In North Carolina and Indiana, once-formidable Republican legislative leaders lost primary contests yesterday. Richard Morgan, the former speaker of the North Carolina House fell after his own party mounted an offensive against him, upset that Morgan had cut deals with Democrats to remain in power -- even though it meant leaving other Republicans out in the cold. The (Raleigh) News-Observer reports:
Morgan, a 53-year-old insurance agent and cattle rancher, has been a lightning rod in Republican circles since 2003, when he formed a power-sharing arrangement with Democratic House Speaker Jim Black. The move came when the House was deadlocked 60/60 between Democrats and Republicans.
The move resulted in an increasingly bitter feud among House Republicans -- many of whom were locked out of power -- over redistricting, budgets, taxes and even staff.
The importance of the feud potentially reaches far beyond who will represent Moore County. It could affect Republicans' ability to retake the state House, where Democrats now hold a 63-57 margin. North Carolina is one of three Southern states where Democrats control the legislature. And it could affect Democratic Gov. Mike Easley's ability to get his programs through the legislature.

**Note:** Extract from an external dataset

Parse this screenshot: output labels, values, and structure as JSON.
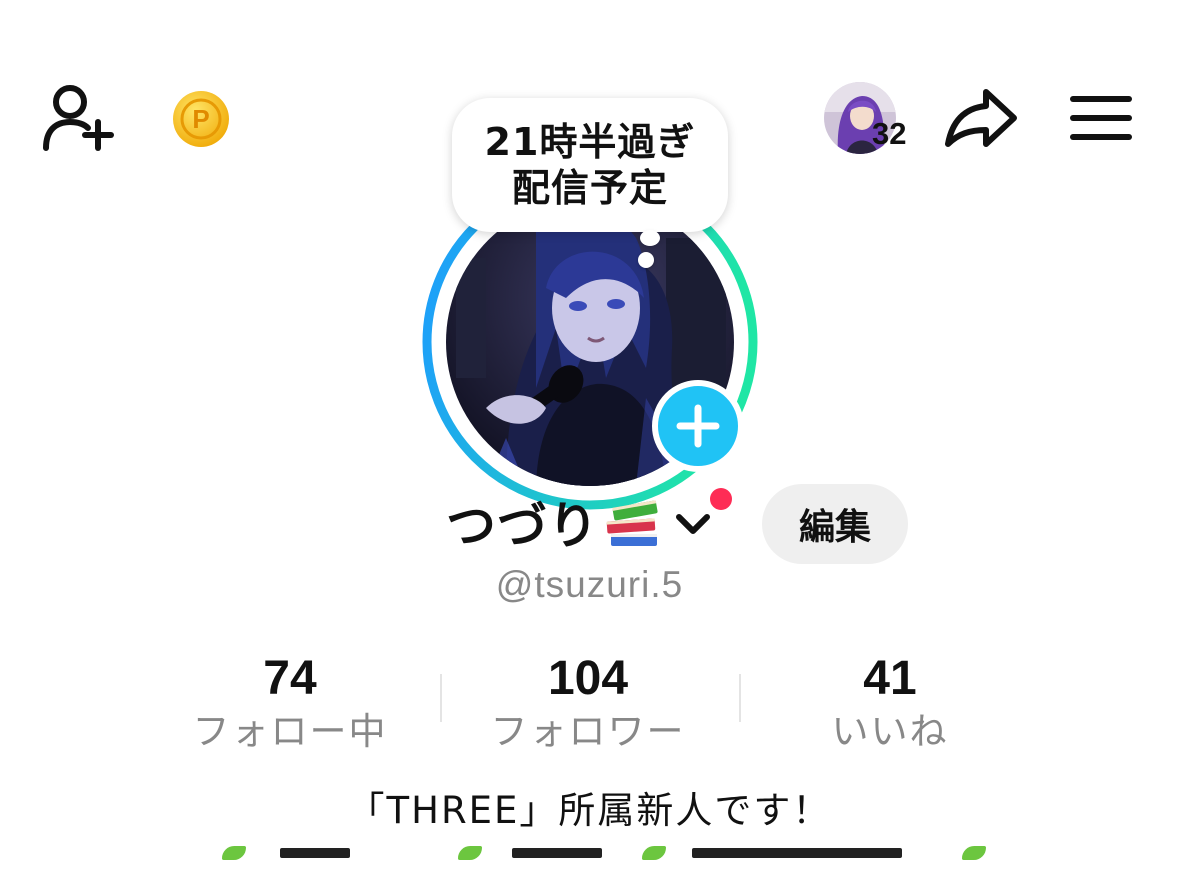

North Carolina Republican leaders had sought to purge legislators they viewed as party renegades.
Meanwhile, Indiana Senate President Pro Tempore Robert Garton was shown the door after 36 years in the chamber after sticking up for a number of unpopular items. He backed the move to daylight savings time, supported Gov. Mitch Daniels' tollway leasing plan and promoted a plan to give legislators life-long health benefits even if they'd only served a single term. Pro-life groups also blamed him for not allowing a fetal pain measure to get to the floor this spring.
The Indianapolis Star says that won't be Garton's only legacy, though, noting that Garton was known for backing legislation promoting civil rights, women's rights and rights for the disabled. While Garton's case was unique, Hoosiers are venting their frustration with lawmakers, the Star notes.
In the Statehouse, Republican incumbent lawmakers faced the toughest elections as they squared off against opponents who seized on unpopular votes cast on daylight-saving time and a proposal to lease the Indiana Toll Road.Rep. Mary Kay Budak of LaPorte lost, and Reps. Richard McClain of Logansport and Don Lehe of Brookston won close races.
Still, Star columnist Matt Tully doesn't show a lot of sympathy for Garton, saying the senator lost touch with his constituents:
[Garton] ran ads that sought to convince voters he was just Bob, an average guy looking out for his people.That message was a loser.Garton made clear months ago, when he dug in on the health-care issue, that his people were the men and women who sat around him in the Senate's leather chairs.He won't be sitting in his chair much longer. But at least he still has his lifetime health-care benefit.